:: WHAT TO PRODUCE ::
Lines in the listing under this task are to be copied exactly.

:: EXERCISE INPUT ::
• • •

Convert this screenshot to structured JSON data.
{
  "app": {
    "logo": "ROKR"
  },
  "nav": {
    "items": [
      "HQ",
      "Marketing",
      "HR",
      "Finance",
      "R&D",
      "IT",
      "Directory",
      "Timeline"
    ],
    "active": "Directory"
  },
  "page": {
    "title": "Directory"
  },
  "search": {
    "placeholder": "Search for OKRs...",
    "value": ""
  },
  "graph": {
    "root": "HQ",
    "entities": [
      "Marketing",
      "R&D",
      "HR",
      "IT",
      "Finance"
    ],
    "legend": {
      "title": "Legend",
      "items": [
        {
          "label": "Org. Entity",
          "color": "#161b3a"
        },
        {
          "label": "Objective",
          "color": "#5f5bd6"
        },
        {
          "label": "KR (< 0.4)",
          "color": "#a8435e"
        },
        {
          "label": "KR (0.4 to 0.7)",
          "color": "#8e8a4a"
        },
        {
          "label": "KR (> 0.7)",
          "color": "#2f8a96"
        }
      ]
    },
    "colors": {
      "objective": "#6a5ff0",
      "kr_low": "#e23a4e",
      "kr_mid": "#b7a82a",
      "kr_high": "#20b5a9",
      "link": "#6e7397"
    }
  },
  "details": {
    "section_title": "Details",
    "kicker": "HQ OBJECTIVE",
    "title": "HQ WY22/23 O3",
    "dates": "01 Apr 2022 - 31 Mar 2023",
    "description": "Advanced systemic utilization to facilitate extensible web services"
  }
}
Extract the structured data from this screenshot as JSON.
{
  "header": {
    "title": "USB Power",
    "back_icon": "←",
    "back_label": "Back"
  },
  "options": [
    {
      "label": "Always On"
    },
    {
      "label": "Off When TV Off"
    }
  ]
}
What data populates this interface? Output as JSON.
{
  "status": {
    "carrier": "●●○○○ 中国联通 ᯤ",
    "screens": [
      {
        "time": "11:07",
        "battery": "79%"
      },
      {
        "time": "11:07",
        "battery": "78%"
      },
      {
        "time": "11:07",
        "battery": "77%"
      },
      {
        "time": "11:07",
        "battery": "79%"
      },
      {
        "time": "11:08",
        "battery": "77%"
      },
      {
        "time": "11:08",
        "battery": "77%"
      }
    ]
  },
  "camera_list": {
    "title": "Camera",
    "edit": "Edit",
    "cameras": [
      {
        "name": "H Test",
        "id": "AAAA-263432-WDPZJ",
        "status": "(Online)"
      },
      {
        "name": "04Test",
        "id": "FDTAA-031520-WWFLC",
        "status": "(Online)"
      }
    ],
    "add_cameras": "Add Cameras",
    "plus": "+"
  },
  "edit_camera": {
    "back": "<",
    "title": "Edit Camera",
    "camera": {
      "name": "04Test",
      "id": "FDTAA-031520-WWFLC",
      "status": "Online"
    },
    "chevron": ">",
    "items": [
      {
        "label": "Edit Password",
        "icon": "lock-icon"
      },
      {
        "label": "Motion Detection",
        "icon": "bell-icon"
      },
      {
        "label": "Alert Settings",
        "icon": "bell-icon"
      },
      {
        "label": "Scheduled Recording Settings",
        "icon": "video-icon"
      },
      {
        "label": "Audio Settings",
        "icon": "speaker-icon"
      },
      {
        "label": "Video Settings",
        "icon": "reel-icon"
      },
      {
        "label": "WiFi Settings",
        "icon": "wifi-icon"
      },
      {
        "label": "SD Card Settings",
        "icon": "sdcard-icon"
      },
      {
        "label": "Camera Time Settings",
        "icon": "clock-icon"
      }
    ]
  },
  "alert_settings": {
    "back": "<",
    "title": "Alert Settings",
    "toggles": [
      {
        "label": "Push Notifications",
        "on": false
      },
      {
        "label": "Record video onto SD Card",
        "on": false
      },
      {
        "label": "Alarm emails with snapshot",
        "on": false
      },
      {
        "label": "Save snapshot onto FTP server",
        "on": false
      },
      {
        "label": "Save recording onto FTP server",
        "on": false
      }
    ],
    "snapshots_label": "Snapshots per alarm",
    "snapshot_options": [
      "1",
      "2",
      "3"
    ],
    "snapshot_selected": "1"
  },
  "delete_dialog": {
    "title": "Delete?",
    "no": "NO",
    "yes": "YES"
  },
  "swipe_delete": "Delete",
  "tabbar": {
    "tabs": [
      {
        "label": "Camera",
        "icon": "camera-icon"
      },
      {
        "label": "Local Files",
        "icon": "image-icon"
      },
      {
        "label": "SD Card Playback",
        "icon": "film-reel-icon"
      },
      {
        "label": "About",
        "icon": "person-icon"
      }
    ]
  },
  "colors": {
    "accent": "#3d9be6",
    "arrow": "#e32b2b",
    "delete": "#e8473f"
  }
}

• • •

:: ANSWER TO THE PROBLEM ::
Convert this screenshot to structured JSON data.
{
  "app": {
    "logo": "ROKR"
  },
  "nav": {
    "items": [
      "HQ",
      "Marketing",
      "HR",
      "Finance",
      "R&D",
      "IT",
      "Directory",
      "Timeline"
    ],
    "active": "Directory"
  },
  "page": {
    "title": "Directory"
  },
  "search": {
    "placeholder": "Search for OKRs...",
    "value": ""
  },
  "graph": {
    "root": "HQ",
    "entities": [
      "Marketing",
      "R&D",
      "HR",
      "IT",
      "Finance"
    ],
    "legend": {
      "title": "Legend",
      "items": [
        {
          "label": "Org. Entity",
          "color": "#161b3a"
        },
        {
          "label": "Objective",
          "color": "#5f5bd6"
        },
        {
          "label": "KR (< 0.4)",
          "color": "#a8435e"
        },
        {
          "label": "KR (0.4 to 0.7)",
          "color": "#8e8a4a"
        },
        {
          "label": "KR (> 0.7)",
          "color": "#2f8a96"
        }
      ]
    },
    "colors": {
      "objective": "#6a5ff0",
      "kr_low": "#e23a4e",
      "kr_mid": "#b7a82a",
      "kr_high": "#20b5a9",
      "link": "#6e7397"
    }
  },
  "details": {
    "section_title": "Details",
    "kicker": "HQ OBJECTIVE",
    "title": "HQ WY22/23 O3",
    "dates": "01 Apr 2022 - 31 Mar 2023",
    "description": "Advanced systemic utilization to facilitate extensible web services"
  }
}
Extract the structured data from this screenshot as JSON.
{
  "header": {
    "title": "USB Power",
    "back_icon": "←",
    "back_label": "Back"
  },
  "options": [
    {
      "label": "Always On"
    },
    {
      "label": "Off When TV Off"
    }
  ]
}
What data populates this interface? Output as JSON.
{
  "status": {
    "carrier": "●●○○○ 中国联通 ᯤ",
    "screens": [
      {
        "time": "11:07",
        "battery": "79%"
      },
      {
        "time": "11:07",
        "battery": "78%"
      },
      {
        "time": "11:07",
        "battery": "77%"
      },
      {
        "time": "11:07",
        "battery": "79%"
      },
      {
        "time": "11:08",
        "battery": "77%"
      },
      {
        "time": "11:08",
        "battery": "77%"
      }
    ]
  },
  "camera_list": {
    "title": "Camera",
    "edit": "Edit",
    "cameras": [
      {
        "name": "H Test",
        "id": "AAAA-263432-WDPZJ",
        "status": "(Online)"
      },
      {
        "name": "04Test",
        "id": "FDTAA-031520-WWFLC",
        "status": "(Online)"
      }
    ],
    "add_cameras": "Add Cameras",
    "plus": "+"
  },
  "edit_camera": {
    "back": "<",
    "title": "Edit Camera",
    "camera": {
      "name": "04Test",
      "id": "FDTAA-031520-WWFLC",
      "status": "Online"
    },
    "chevron": ">",
    "items": [
      {
        "label": "Edit Password",
        "icon": "lock-icon"
      },
      {
        "label": "Motion Detection",
        "icon": "bell-icon"
      },
      {
        "label": "Alert Settings",
        "icon": "bell-icon"
      },
      {
        "label": "Scheduled Recording Settings",
        "icon": "video-icon"
      },
      {
        "label": "Audio Settings",
        "icon": "speaker-icon"
      },
      {
        "label": "Video Settings",
        "icon": "reel-icon"
      },
      {
        "label": "WiFi Settings",
        "icon": "wifi-icon"
      },
      {
        "label": "SD Card Settings",
        "icon": "sdcard-icon"
      },
      {
        "label": "Camera Time Settings",
        "icon": "clock-icon"
      }
    ]
  },
  "alert_settings": {
    "back": "<",
    "title": "Alert Settings",
    "toggles": [
      {
        "label": "Push Notifications",
        "on": false
      },
      {
        "label": "Record video onto SD Card",
        "on": false
      },
      {
        "label": "Alarm emails with snapshot",
        "on": false
      },
      {
        "label": "Save snapshot onto FTP server",
        "on": false
      },
      {
        "label": "Save recording onto FTP server",
        "on": false
      }
    ],
    "snapshots_label": "Snapshots per alarm",
    "snapshot_options": [
      "1",
      "2",
      "3"
    ],
    "snapshot_selected": "1"
  },
  "delete_dialog": {
    "title": "Delete?",
    "no": "NO",
    "yes": "YES"
  },
  "swipe_delete": "Delete",
  "tabbar": {
    "tabs": [
      {
        "label": "Camera",
        "icon": "camera-icon"
      },
      {
        "label": "Local Files",
        "icon": "image-icon"
      },
      {
        "label": "SD Card Playback",
        "icon": "film-reel-icon"
      },
      {
        "label": "About",
        "icon": "person-icon"
      }
    ]
  },
  "colors": {
    "accent": "#3d9be6",
    "arrow": "#e32b2b",
    "delete": "#e8473f"
  }
}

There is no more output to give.